Benalla Dental Service
Phone: +61 (03) 5761 2201
45 Coster Street, Benalla (next to Benalla Hospital)
Who is eligible for public dental?
- Children and young people aged 0-18 years, including all children who are eligible for the Child Dental Benefits Schedule – these services are free of charge
- Adults who hold a valid Health Care Card or Pensioner Concession Card and dependents listed on these cards
- Newly arrived refugees and asylum seekers
Anyone who requires emergency treatment will be assessed and offered appropriate care without having to be placed on a waiting list.
Fees for public dental
All children 0 – 18 are eligible for services. There is a one-off charge for children who are not on a Health Care Card or Pensioner Concession Card and who do not claim the Child Dental Benefits Schedule.
Treatment provided by supervised final year dental students is free for any age-group.
Fees for public dental services usually apply to eligible adults for emergency, general and denture care. Please enquire when you contact the service.
Exemption from fees for public dental services may apply to some patients. If payment is difficult, please speak with our administration staff.
Emergency Dental Care
Emergency care is available if you have dental pain (teeth, mouth, gum or jaw), facial swelling, and bleeding (trauma affecting mouth) or had an accident involving your mouth or teeth.
All emergencies are assessed and appointments will be allocated depending on the urgency of the dental problem.
What you need to tell us…
- Is the problem with your teeth, gums, wisdom teeth or false teeth?
- Are you taking immunosuppressants?

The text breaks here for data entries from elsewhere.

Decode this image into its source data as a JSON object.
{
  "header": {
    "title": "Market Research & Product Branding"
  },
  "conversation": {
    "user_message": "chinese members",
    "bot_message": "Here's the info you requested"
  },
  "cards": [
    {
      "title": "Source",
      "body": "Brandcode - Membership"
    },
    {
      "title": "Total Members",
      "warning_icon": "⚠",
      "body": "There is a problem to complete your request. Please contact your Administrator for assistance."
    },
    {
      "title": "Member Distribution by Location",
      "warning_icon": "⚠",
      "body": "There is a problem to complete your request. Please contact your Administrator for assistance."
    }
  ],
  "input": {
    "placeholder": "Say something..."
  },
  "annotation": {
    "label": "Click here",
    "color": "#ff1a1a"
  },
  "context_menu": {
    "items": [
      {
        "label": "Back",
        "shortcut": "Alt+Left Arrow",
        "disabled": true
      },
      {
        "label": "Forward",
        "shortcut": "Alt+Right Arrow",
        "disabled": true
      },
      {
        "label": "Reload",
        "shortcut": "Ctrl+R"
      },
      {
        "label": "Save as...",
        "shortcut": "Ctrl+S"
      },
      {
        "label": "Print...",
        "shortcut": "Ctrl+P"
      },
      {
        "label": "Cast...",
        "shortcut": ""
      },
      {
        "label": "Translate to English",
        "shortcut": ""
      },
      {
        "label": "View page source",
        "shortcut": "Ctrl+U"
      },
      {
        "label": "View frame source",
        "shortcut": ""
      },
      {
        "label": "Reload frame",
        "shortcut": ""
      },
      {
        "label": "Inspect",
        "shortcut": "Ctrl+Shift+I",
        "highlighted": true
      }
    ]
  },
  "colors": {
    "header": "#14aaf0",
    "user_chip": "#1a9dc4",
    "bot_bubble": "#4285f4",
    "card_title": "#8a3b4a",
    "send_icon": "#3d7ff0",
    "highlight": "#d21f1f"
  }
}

If yes, provide details
- Are you over 80 years of age?
- Do you have pain?
- What causes the pain?
- Has it interfered with sleep?
You may be referred to the Royal Melbourne Dental Hospital if you require specialist care that includes:
- Endodontic – root canal treatment for those where routine treatment is not possible
- Prosthodontics – includes dentures, crowns and bridges for those people who have more complex dental problems
- Orthodontics – tooth straightening for people with more serious dental problems
- Periodontics – treatment of severe gum disease
- Paediatrics – treatment for children with complex dental, medical and other problems
- Oral Medicine – treatment for a variety of diseases of the lips, cheeks, tongues and jaw joints
- Oral Surgery – complex surgical procedures involving the teeth, mouth and jaws
Smiles 4 Miles
An initiative of Dental Health Services Victoria (DHSV) which works in partnership with Northeast Health to improve the oral health of children, their families, and the wider community.
The Smiles 4 Miles program promotes three key messages:
- Tap water is the preferred drink
- Limit sugary drinks (especially between meals)
- Choose plain milk over flavoured
- Enjoy a wide variety of nutritious foods every day from the five food groups
- Limit foods containing added sugars
- Healthy meals and snacks are important for healthy teeth
- Brush teeth and along the gum line twice a day
- Children should use a low-fluoride children’s toothpaste from 18 months until they turn six
- Don’t wait for a problem. A child should see a health professional (Maternal and Child
- Health Nurse, Dentist, Oral Health Therapist, Dental Therapist or General Practitioner) by the age of two for an oral health check
- An oral health professional will discuss a child’s risk level and how frequently they need to visit for an oral health check
Dental care during pregnancy
Keeping your teeth and gums healthy during pregnancy is even more important than at other times. Severe gum disease has been linked to babies being born early or smaller than expected.
Pregnant women are recognised as a priority group for dental treatment.
If you are pregnant and;
- attending our antenatal clinic you can have a free dental health screen.
- attending outpatient clinics you can have a free dental health screen.
- hold a valid Health Care Card or Pensioner Concession Card you can continue to use our dental service at a greatly reduced cost.
- do not hold a valid Health Care Card or Pensioner Concession Card we can refer you to a private dental practitioner.
We recommended that your child has their first dental check-up between the age of 1 – 2 years.
Key messages for all pregnant women
- Your growing baby’s calcium demands are high, so you should increase your calcium consumption to compensate.
- Eat calcium-enriched foods such as dairy or soy alternatives.
- Eat a nutritious diet every day including fruits, vegetables, grains, beans and lean meats.
- Try not to eat too many sweet foods.
- Brush your teeth twice a day for 2 to 3 minutes.
- Aim the bristles of the toothbrush at a 45-degree angle, towards the gum line.
- Floss your teeth at least once a day.
- Drink lots of tap water, especially fluoridated.
- Drink non-sweetened dairy milk or calcium-fortified alternatives. Calcium is essential for your baby’s bones and teeth.
- Try not to drink too many sugary drinks.